As the war went on, safety regulations increased; but there were still fatalities, and the losses were often not the first a family had suffered. When a Welsh munitions worker named Gladys Irene Pritchard died in November 1916, the letter from the IWM’s women’s work committee must have been addressed to “Miss Pritchard,” for the response from Gladys’s sister reads:
“Please excuse me writing to say it is Mrs Pritchard and she was a widow before she died, her husband being killed on the 10th July 1916 leaving two children.”
A bit more searching reveals that Gladys Pritchard’s husband David, a private with the Welsh Regiment, was killed in action during the early days of the Battle of the Somme, and that the children, Joseph Henry and Victoria Lillian, were just five and two years old when their mother and father became two of the war’s mounting casualties.
Likewise munitions worker Lottie Meade was the mother of three young ones when she died of TNT poisoning in Kensington Infirmary in October 1916. Her husband wrote to the women’s work committee that the death occurred “whilst myself was serving in France and [I] got home to late to see her alive.” The photograph he sent along for the Whitechapel exhibit shows Lottie posing proudly in her munitions coveralls; one can imagine it was a photo taken for him, and sent to the frontlines, and then brought home again, memento of a wife no longer alive. Did it surprise him to see her turned out this way, in pants and cap, making the ammunition that fed the weapons he used? How would the war have changed her future had Lottie Meade survived the poisoning? What was it like to live through a time that produced so much tragedy but also so many profound changes in women’s lives?
Lottie Meade’s death certificate lists the cause of death as: “coma due to disease of the liver, heart and kidneys consequent upon poisoning by tri nitro toluene,” and the verdict at the inquest was “death by misadventure.” An awful waste. But the picture suggests there was adventure in Lottie’s life too. The hand on the hip, the raised chin, the subtle yet confident smile — the stance of a woman making her own way in the world.
The women’s work exhibit at the Whitechapel Art Gallery opened on October 7, 1918, and by the time it ended six weeks later, 82,000 people has passed through.
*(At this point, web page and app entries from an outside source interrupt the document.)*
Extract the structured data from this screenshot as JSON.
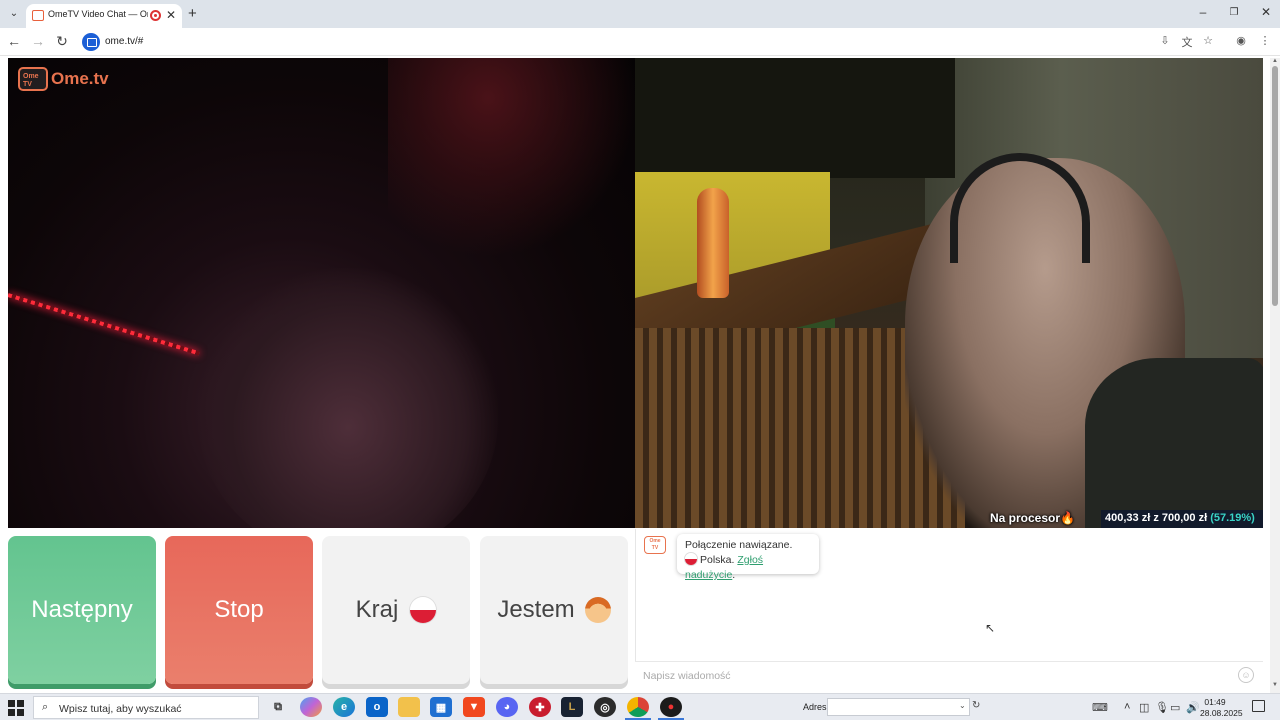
{
  "browser": {
    "tab_title": "OmeTV Video Chat — Ome",
    "url": "ome.tv/#",
    "new_tab_symbol": "+",
    "close_symbol": "✕"
  },
  "video": {
    "logo_box_text": "Ome TV",
    "logo_text": "Ome.tv",
    "overlay_caption": "Na procesor🔥",
    "donation_amount": "400,33 zł z 700,00 zł",
    "donation_percent": "(57.19%)",
    "donation_progress": 0.5719
  },
  "buttons": {
    "next": "Następny",
    "stop": "Stop",
    "country": "Kraj",
    "gender": "Jestem"
  },
  "chat": {
    "connected_message": "Połączenie nawiązane.",
    "country_name": "Polska.",
    "report_link": "Zgłoś nadużycie",
    "period": ".",
    "input_placeholder": "Napisz wiadomość"
  },
  "taskbar": {
    "search_placeholder": "Wpisz tutaj, aby wyszukać",
    "address_label": "Adres",
    "time": "01:49",
    "date": "28.08.2025",
    "apps": [
      "task-view",
      "copilot",
      "edge",
      "outlook",
      "file-explorer",
      "store",
      "brave",
      "discord",
      "opera",
      "league",
      "obs",
      "chrome",
      "app-red"
    ]
  },
  "colors": {
    "next_button": "#63c48f",
    "stop_button": "#e7685a",
    "brand_orange": "#e8734e",
    "report_link": "#2f9e6f",
    "donation_percent": "#39d3c7"
  }
}
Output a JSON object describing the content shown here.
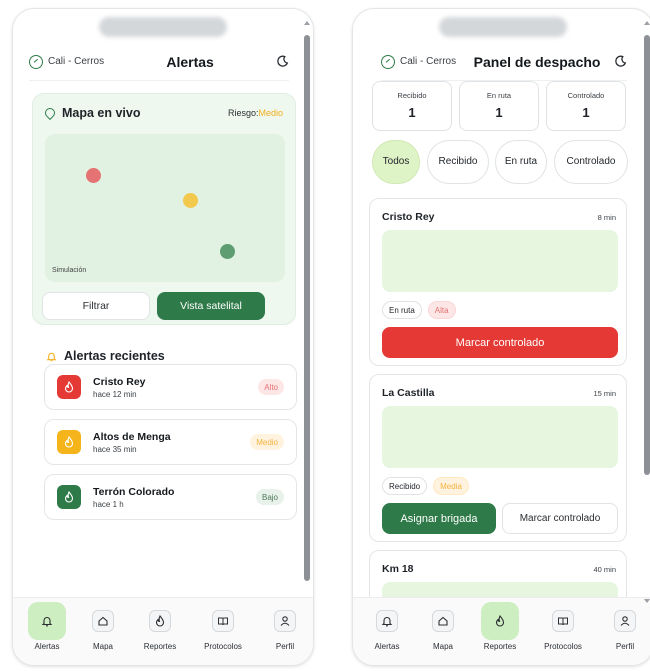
{
  "left": {
    "location": "Cali - Cerros",
    "title": "Alertas",
    "map": {
      "title": "Mapa en vivo",
      "risk_label": "Riesgo:",
      "risk_value": "Medio",
      "simulation_label": "Simulación",
      "filter_label": "Filtrar",
      "satellite_label": "Vista satelital"
    },
    "recent_title": "Alertas recientes",
    "alerts": [
      {
        "name": "Cristo Rey",
        "time": "hace 12 min",
        "severity": "Alto"
      },
      {
        "name": "Altos de Menga",
        "time": "hace 35 min",
        "severity": "Medio"
      },
      {
        "name": "Terrón Colorado",
        "time": "hace 1 h",
        "severity": "Bajo"
      }
    ],
    "nav": [
      "Alertas",
      "Mapa",
      "Reportes",
      "Protocolos",
      "Perfil"
    ]
  },
  "right": {
    "location": "Cali - Cerros",
    "title": "Panel de despacho",
    "stats": [
      {
        "label": "Recibido",
        "value": "1"
      },
      {
        "label": "En ruta",
        "value": "1"
      },
      {
        "label": "Controlado",
        "value": "1"
      }
    ],
    "filters": [
      "Todos",
      "Recibido",
      "En ruta",
      "Controlado"
    ],
    "orders": [
      {
        "name": "Cristo Rey",
        "eta": "8 min",
        "status": "En ruta",
        "severity": "Alta",
        "action": "Marcar controlado"
      },
      {
        "name": "La Castilla",
        "eta": "15 min",
        "status": "Recibido",
        "severity": "Media",
        "action_primary": "Asignar brigada",
        "action_secondary": "Marcar controlado"
      },
      {
        "name": "Km 18",
        "eta": "40 min"
      }
    ],
    "nav": [
      "Alertas",
      "Mapa",
      "Reportes",
      "Protocolos",
      "Perfil"
    ]
  },
  "colors": {
    "brand_green": "#2e7a48",
    "alert_red": "#e53935",
    "medium_yellow": "#f4b23f",
    "map_bg": "#e1f2e2",
    "active_nav": "#cdeec1"
  },
  "icons": {
    "location": "location-check-icon",
    "theme": "moon-icon",
    "fire": "flame-icon",
    "bell": "bell-icon",
    "home": "home-icon",
    "book": "book-icon",
    "user": "user-icon"
  }
}
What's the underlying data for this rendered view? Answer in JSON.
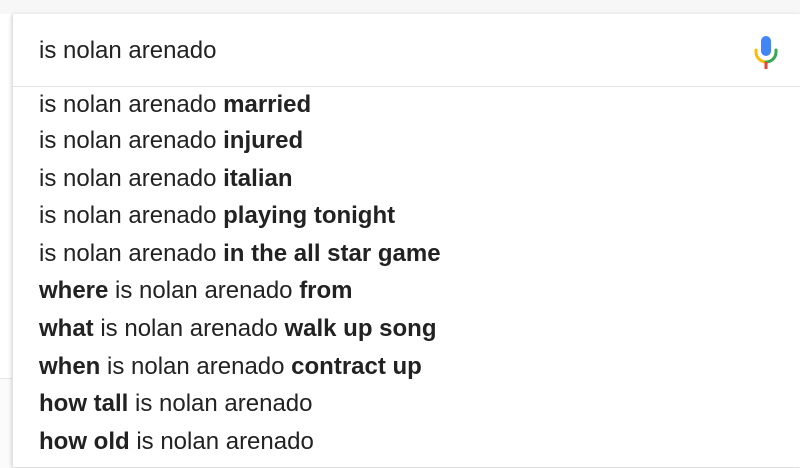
{
  "search": {
    "query": "is nolan arenado",
    "mic_icon": "microphone-icon",
    "colors": {
      "mic_blue": "#4285F4",
      "mic_red": "#EA4335",
      "mic_yellow": "#FBBC05",
      "mic_green": "#34A853"
    }
  },
  "suggestions": [
    {
      "before": "",
      "normal": "is nolan arenado",
      "after": "married"
    },
    {
      "before": "",
      "normal": "is nolan arenado",
      "after": "injured"
    },
    {
      "before": "",
      "normal": "is nolan arenado",
      "after": "italian"
    },
    {
      "before": "",
      "normal": "is nolan arenado",
      "after": "playing tonight"
    },
    {
      "before": "",
      "normal": "is nolan arenado",
      "after": "in the all star game"
    },
    {
      "before": "where",
      "normal": "is nolan arenado",
      "after": "from"
    },
    {
      "before": "what",
      "normal": "is nolan arenado",
      "after": "walk up song"
    },
    {
      "before": "when",
      "normal": "is nolan arenado",
      "after": "contract up"
    },
    {
      "before": "how tall",
      "normal": "is nolan arenado",
      "after": ""
    },
    {
      "before": "how old",
      "normal": "is nolan arenado",
      "after": ""
    }
  ]
}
The most popular part of the show was the “war shrine,” dedicated to the memory of more than 500 women who’d died in some form of service.
Charlotte Meade, Lives of the First World War
Alice Post, Lives of the First World War
Gladys Irene Pritchard, Lives of the First World War
Margaret Silcock, Lives of First World War
The Silvertown Explosion, Lives of the First World War
A Closer Look at the Women’s Work Collection, Imperial War Museum
Lives of the First World War also contains 23 alphabetized “Wives and Daughters” communities as an attempt to document female deaths related to WW1.